Did you know that not breastfeeding a child adds substantially to your carbon footprint?
We’ve all heard about the benefits of breastfeeding your child. But did you know that abstaining from breastfeeding actually increases the amount of waste generated by the household?
Like any other packaged food, the production of baby food requires the use of plastics, paper and metal. Millions of labels and packets are discarded each day, creating a significant amount of paper and plastic waste. It also leads to a spike in the use of diapers, as the packaged food is not absorbed as easily as breast milk, which leads to babies excreting more.
But that does not mean we should blame the mothers who abstain from breastfeeding their children, because they could have several compelling reasons, including medical ones, for this.
As Adhunika Prakash, the founder of Breastfeeding Support for Indian Mothers (BSIM) puts it, “We do not believe that we are superior to mothers who do not breastfeed.”
BSIM is a nationally and internationally recognized outfit that believes in empowering women by providing them with support and information during their breastfeeding journey. Founded in 2013 when Adhunika felt isolated during her breastfeeding journey, BSIM's Facebook community -run by a team of committed breastfeeding mothers- supports over 135,000 individuals today.
Apart from guiding and supporting new mothers with relevant information and counselling, BSIM helps bust some of the myths surrounding breastfeeding through their Facebook group, using references from WHO and UNICEF.
Here's 10 of them:
Myth no 1: Babies born through caesarean births are not able to feed from their mother, as the body doesn’t produce milk.
Myth no 2 : A mother can't make enough milk for the baby, if the infant is crying or feeding often.
Myth no 3: Exercising affects the taste of breast milk.
Myth no 4 : Babies who are breast fed tend to cling to the mother more.
Myth no 5: It is difficult for the baby to wean, if the infant has been breast fed for more than a year.
Myth no 6: Breastfeeding requires washing your nipples each time.
Myth no 7: Other replacements cannot be used if the mother is planning on breastfeeding.
Myth no 8 : A new born should be kept separate from the mother right after birth, to let the mother rest.
Myth no 9 : The mother should only consume plain food at the time of breastfeeding.
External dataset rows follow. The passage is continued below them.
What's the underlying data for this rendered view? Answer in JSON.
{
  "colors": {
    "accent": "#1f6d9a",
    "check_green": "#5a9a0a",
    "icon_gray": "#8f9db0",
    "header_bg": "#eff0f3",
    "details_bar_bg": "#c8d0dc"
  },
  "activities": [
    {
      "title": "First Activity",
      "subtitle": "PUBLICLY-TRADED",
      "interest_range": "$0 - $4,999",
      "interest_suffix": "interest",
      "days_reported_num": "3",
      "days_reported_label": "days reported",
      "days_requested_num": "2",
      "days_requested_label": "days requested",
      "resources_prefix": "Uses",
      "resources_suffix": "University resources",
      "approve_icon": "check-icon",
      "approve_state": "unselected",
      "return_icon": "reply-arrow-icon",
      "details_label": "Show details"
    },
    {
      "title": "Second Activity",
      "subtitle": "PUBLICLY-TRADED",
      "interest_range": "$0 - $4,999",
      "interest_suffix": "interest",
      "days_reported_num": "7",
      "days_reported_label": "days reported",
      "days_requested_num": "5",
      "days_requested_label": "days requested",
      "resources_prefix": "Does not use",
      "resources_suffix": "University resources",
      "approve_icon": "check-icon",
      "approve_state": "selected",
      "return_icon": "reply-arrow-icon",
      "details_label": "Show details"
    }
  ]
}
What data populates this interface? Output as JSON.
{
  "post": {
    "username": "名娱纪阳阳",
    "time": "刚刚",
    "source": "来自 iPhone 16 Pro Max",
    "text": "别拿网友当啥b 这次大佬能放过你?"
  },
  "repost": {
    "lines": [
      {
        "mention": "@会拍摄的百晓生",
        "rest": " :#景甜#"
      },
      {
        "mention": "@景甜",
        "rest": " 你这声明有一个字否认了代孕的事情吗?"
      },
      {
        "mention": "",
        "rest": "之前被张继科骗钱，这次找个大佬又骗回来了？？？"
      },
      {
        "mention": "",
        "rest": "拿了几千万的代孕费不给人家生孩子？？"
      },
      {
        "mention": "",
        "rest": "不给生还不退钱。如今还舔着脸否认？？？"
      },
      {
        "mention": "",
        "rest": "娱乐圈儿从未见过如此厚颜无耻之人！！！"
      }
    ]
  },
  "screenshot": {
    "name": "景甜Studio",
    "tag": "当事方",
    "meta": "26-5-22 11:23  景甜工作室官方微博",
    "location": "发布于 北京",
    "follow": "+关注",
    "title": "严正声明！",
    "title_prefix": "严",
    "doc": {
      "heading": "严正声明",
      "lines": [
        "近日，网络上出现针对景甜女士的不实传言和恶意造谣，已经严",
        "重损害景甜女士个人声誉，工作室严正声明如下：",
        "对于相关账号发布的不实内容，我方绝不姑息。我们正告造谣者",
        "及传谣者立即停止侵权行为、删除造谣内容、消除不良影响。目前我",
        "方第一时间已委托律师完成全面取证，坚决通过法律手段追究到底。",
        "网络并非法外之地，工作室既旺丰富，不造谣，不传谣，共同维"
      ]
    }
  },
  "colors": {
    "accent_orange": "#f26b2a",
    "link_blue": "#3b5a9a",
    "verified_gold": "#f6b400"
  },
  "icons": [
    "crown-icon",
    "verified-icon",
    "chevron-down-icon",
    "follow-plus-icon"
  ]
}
Myth no 10 : A mother cannot breastfeed if she's sick or taking any medication.
Not one of the above is true.
According to WHO, "Breastfeeding within the first hour of life is recognized as one of the most important actions for infant survival. Yet in India, only 56.6 % infants start breastfeeding within one hour of life. (Source:CNNS 2016-18). With frequent, on-demand feedings, babies do not need water or any other liquids even in hot climates."
Globally, 3 in 5 children are not breastfed during the first hour of their life, says WHO. Over 820 000 children could be saved yearly if all children within 0-23 months were optimally breastfed. Only 41% of infants under 6 months of age are exclusively breastfed.
WHO recommends that:
Mothers initiate breastfeeding within one hour of birth; infants should be exclusively breastfed for the first six months of life to achieve optimal growth, development and health and thereafter, to meet their evolving nutritional requirements, infants should receive nutritionally adequate and safe complementary foods, while continuing to be breastfed; and breastfeeding should continue for up to two years or beyond.
Apart from the fact that breastfeeding, particularly during the first few weeks of a child’s birth, provides major nutritional and psychosocial benefits, it also builds immunity against various diseases and ailments, thus bringing down healthcare costs.
“Human milk is uniquely tailored to meet the nutrition needs of human infants. It has the appropriate balance of nutrients provided in easily digestible and bioavailable forms,” asserts the American Dietetic Association.
And if you needed any more reasons to justify the critical importance of breastfeeding, it also protects the mother from certain diseases like diabetes, breast and ovarian cancer, complications related to the heart and also relieves the mother from postpartum depression.